Matt Damon Is Confused About Diversity on Project Greenlight
After a 10-year hiatus, Ben Affleck and Matt Damon’s documentary series Project Greenlight premiered Sunday.
The series helps budding filmmakers by giving them a chance to direct their first movie. But in the long-awaited reboot, Damon highlighted a key problem with diversity in Hollywood.
In the first episode, Damon, Affleck, and several other producers discuss which filmmaker among the finalists should be chosen to direct a film. Damon and Affleck reveal their top four choices, all of whom are white men.
Effie Brown, a female black producer, is the only judge who’s a person of color. Perhaps most well-known for her film Dear White People, Brown voices her concerns about the portrayal of the sole black character in a film, a prostitute named Harmony.
“I would just urge people to think about whoever this director is, the way that they’re going to treat the character of Harmony, her being a prostitute,” Brown says. “[She’s] the only black person, being a hooker who gets hit by her white pimp.”
Damon interrupts Brown’s attempt to convey that maybe an all-white crew wouldn’t be the best fit to direct the film’s storyline, and as she tries to respond, he talks over her.
“When we’re talking about diversity, you do it in the casting of the film, not in the casting of the show,” Damon explains.
Brown reacts in the only way possible, letting out a “Wow. Okay.”
Damon’s response is as much shocking as it is flat-out wrong—his version of diversity is enforcing an unfortunate reality in Hollywood. According to a study by USC Annenberg, there were two women directors and five black directors in the top 100 films of 2014. Only one out of the total 107 directors was a black woman.

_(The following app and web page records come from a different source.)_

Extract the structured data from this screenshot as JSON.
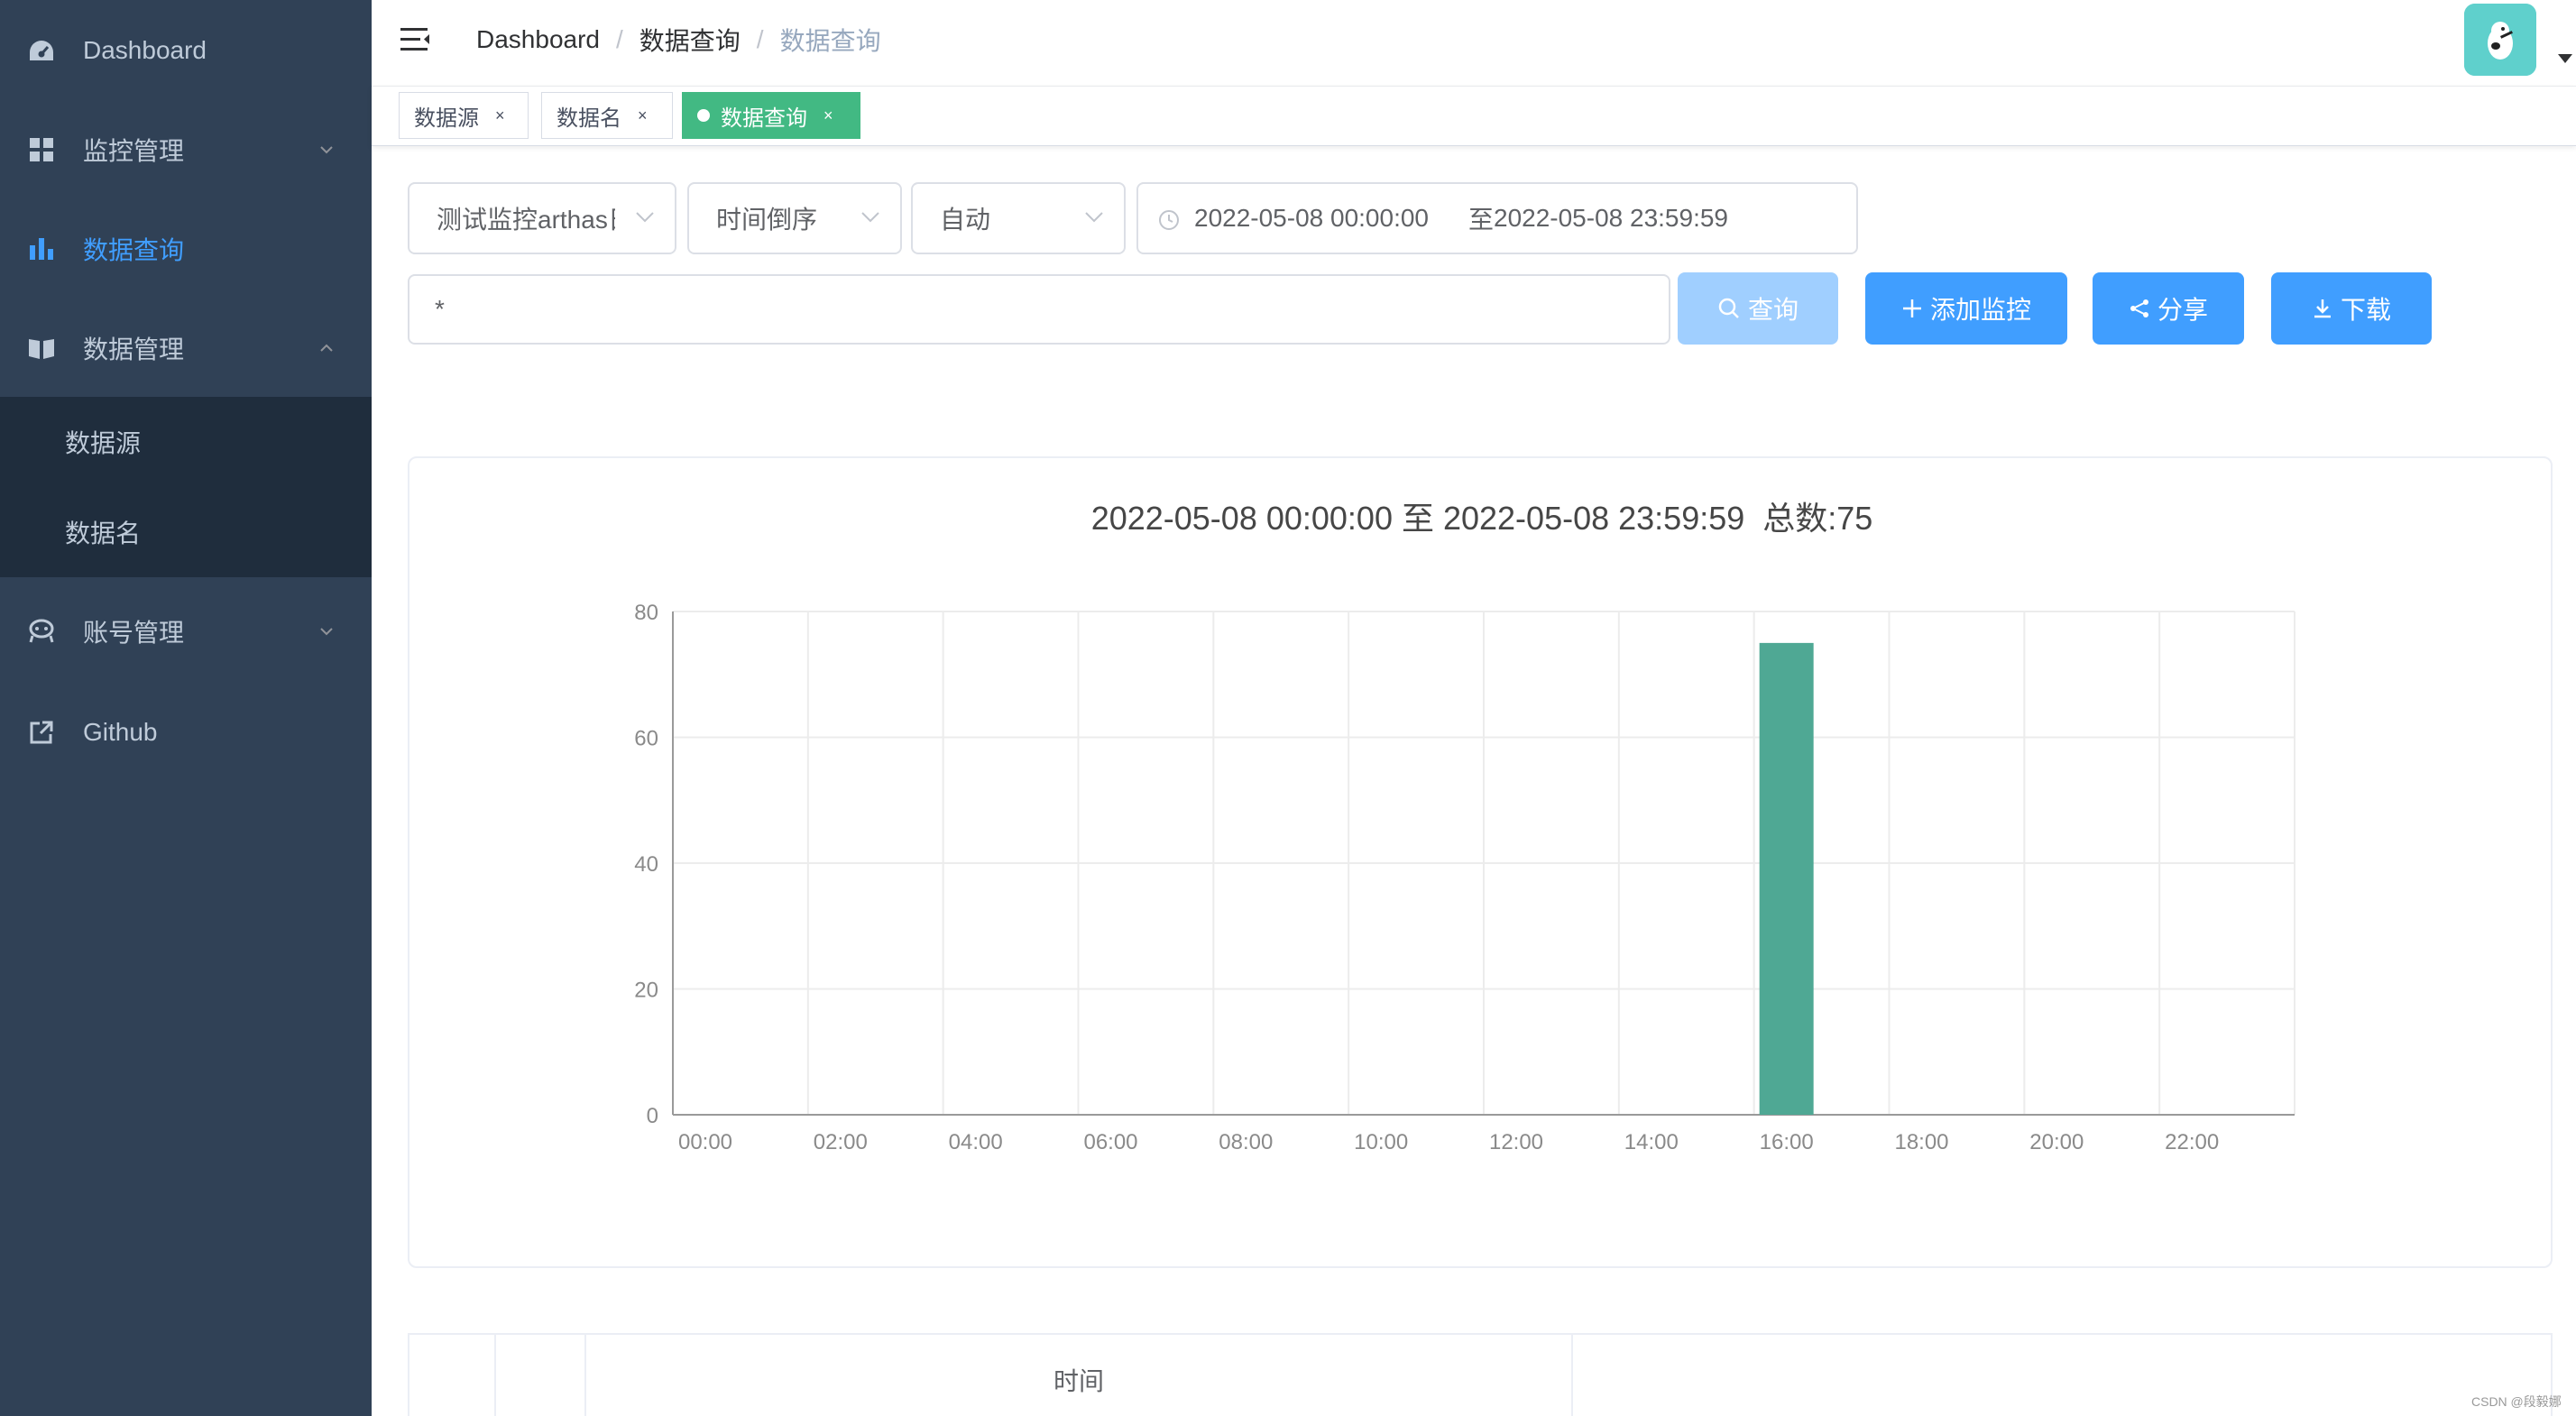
{
  "sidebar": {
    "items": [
      {
        "label": "Dashboard",
        "icon": "dashboard-icon"
      },
      {
        "label": "监控管理",
        "icon": "grid-icon"
      },
      {
        "label": "数据查询",
        "icon": "bar-chart-icon"
      },
      {
        "label": "数据管理",
        "icon": "book-icon"
      },
      {
        "label": "账号管理",
        "icon": "peoples-icon"
      },
      {
        "label": "Github",
        "icon": "external-link-icon"
      }
    ],
    "submenu": [
      {
        "label": "数据源"
      },
      {
        "label": "数据名"
      }
    ],
    "colors": {
      "background": "#304156",
      "submenu_background": "#1f2d3d",
      "text": "#bfcbd9",
      "active": "#409EFF"
    }
  },
  "navbar": {
    "breadcrumb": [
      "Dashboard",
      "数据查询",
      "数据查询"
    ],
    "breadcrumb_separator": "/"
  },
  "tags": [
    {
      "label": "数据源",
      "active": false
    },
    {
      "label": "数据名",
      "active": false
    },
    {
      "label": "数据查询",
      "active": true
    }
  ],
  "tag_close": "×",
  "filters": {
    "datasource": "测试监控arthas日志",
    "order": "时间倒序",
    "interval": "自动",
    "date_start": "2022-05-08 00:00:00",
    "date_separator": "至",
    "date_end": "2022-05-08 23:59:59",
    "query": "*"
  },
  "buttons": {
    "query": "查询",
    "add_monitor": "添加监控",
    "share": "分享",
    "download": "下载"
  },
  "chart_data": {
    "type": "bar",
    "title": "2022-05-08 00:00:00 至 2022-05-08 23:59:59  总数:75",
    "categories": [
      "00:00",
      "02:00",
      "04:00",
      "06:00",
      "08:00",
      "10:00",
      "12:00",
      "14:00",
      "16:00",
      "18:00",
      "20:00",
      "22:00"
    ],
    "bars": [
      {
        "x": "16:00",
        "value": 75
      }
    ],
    "ylim": [
      0,
      80
    ],
    "yticks": [
      0,
      20,
      40,
      60,
      80
    ],
    "grid": true,
    "bar_color": "#4fa894"
  },
  "table": {
    "headers": [
      "",
      "",
      "时间",
      ""
    ]
  },
  "watermark": "CSDN @段毅娜"
}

Fortunately, Damon’s less-than-admirable input can spark a conversation about diversity behind the camera. But c’mon, Matt, you’re seriously letting us down.